Parents from all over the United States, excited that, for the first time, a professional in the field did not accuse them of maltreating their autistic child, began to write to Rimland. He called a meeting in Teaneck, New Jersey, at the house of one of the families, and this small group of parents, including Ruth C. Sullivan (first president of the ASA), became the nucleus that founded the Autism Society of America.

Conflicts with medical opinion[edit]

Many senior figures in medicine and psychology questioned Rimland's contributions to autism during the later period of his career. In 1995, Bennett Leventhal, a professor at the University of Chicago, tersely dismissed as "rubbish" Rimland's concern about the rise in autism diagnoses, and his assertion that vaccinations might be among the causes. Rimland was among a minority of researchers who believed that thiomersal (a mercury-based preservative used in vaccines) was a direct cause of autism. The United States Institute of Medicine (IOM) in its 2004 report found that, "the body of epidemiological evidence favors rejection of a causal relationship between thimerosal-containing vaccines and autism."[1] The Medicines and Healthcare products Regulatory Agency (MHRA), National Health Service (NHS), World Health Organization (WHO), European Medicines Agency (EMEA), Food and Drug Administration (FDA), Centers for Disease Control (CDC), and many other national and international medical organizations have issued statements of a similar nature, finding no link between autism and thimerosal based on the evidence currently available from a variety of studies.

A brush with Hollywood[edit]

Rimland lectured on autism and related problems throughout the world, including before thousands of professional groups, and he was the author of numerous publications. His high profile, within what was then a small community of autism activists, caught the eye of movie producers in nearby Hollywood, California.

Rimland subsequently served as the primary technical advisor on autism for the 1988 movie Rain Man. Mark Rimland was interviewed by Dustin Hoffman, serving as one of several models for the character portrayed by the movie star. The movie helped establish worldwide awareness of autism, just when the prevalence of autism was first becoming apparent.


Rimland was the editor of the Autism Research Review International, published by ARI, which covers biomedical and educational advances in autism research.

Rimland and his wife, Gloria, before Rimland's death in 2006, celebrated their 50th wedding anniversary.
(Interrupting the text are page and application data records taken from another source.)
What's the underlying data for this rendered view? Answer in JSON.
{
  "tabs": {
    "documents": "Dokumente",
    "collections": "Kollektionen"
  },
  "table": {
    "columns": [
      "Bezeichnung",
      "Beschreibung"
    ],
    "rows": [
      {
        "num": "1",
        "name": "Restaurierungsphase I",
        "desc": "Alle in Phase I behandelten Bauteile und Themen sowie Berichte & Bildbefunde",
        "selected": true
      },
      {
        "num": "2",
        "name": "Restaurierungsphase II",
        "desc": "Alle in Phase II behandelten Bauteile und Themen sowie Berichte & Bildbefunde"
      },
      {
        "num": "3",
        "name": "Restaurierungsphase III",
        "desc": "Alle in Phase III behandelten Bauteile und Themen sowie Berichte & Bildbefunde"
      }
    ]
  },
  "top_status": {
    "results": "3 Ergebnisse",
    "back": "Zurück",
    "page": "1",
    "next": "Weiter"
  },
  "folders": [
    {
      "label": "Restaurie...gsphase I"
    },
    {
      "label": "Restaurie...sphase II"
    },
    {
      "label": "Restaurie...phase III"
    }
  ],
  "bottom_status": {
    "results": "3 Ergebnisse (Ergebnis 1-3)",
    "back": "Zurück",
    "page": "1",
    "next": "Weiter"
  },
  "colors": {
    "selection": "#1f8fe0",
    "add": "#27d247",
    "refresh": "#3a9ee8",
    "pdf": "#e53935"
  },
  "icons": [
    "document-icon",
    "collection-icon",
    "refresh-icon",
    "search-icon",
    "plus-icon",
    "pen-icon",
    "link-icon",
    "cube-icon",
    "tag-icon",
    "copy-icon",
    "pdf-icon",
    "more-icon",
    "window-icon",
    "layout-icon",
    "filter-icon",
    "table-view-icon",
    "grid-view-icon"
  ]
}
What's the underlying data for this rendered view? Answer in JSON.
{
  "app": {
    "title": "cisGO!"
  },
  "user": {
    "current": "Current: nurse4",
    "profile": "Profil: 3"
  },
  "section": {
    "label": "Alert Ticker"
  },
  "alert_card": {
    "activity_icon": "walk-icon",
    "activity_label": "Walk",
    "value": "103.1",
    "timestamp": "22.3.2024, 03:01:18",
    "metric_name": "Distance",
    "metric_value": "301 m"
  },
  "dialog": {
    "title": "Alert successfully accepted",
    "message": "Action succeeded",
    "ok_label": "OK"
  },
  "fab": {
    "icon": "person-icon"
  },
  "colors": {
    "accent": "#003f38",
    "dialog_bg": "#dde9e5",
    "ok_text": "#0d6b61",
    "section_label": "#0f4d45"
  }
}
The couple was married by Rabbi Monroe Levens of Tifereth Israel Synagogue, which was then located in Kensington, California.


  1. ^ Carey, Benedict (November 28, 2006). "Bernard Rimland, 78, Scientist Who Revised View of Autism, Dies". New York Times. Retrieved 15 May 2014. 
  2. ^ "Psychologist researcher into autism who overturned the theory that it was a reaction to bad parenting". The Independent, London. November 28, 2006. Retrieved 15 May 2014. 
  3. ^ Maugh, Thomas (November 26, 2006). "Bernard Rimland, 78; author was the father of modern autism". Los Angeles Times. Retrieved 15 May 2014. 


  • 1964 Infantile Autism: The Syndrome and Its Implication for a Neural Theory of Behavior - written after his son, Mark, was diagnosed as autism.
  • 1976 Modern Therapies (with Virginia Binder, A. Binder)
  • 1998 Biological Treatments for Autism and PDD (with William Shaw, Lisa Lewis, Bruce Semon)
  • 2001 Tired - so Tired!: And the "Yeast Connection" (with William Crook, Cynthia Crook)
  • 2003 Vaccines, Autism and Childhood Disorders: Crucial Data That Could Save Your Child's Life (with Neil Z. Miller)
  • 2003 Treating Autism: Parent Stories of Hope and Success (with Stephen M. Edelson, Ph.D.)
  • 2006 Recovering Autistic Children (originally published as Treating Autism) Second Edition (with Stephen M. Edelson, Ph.D.)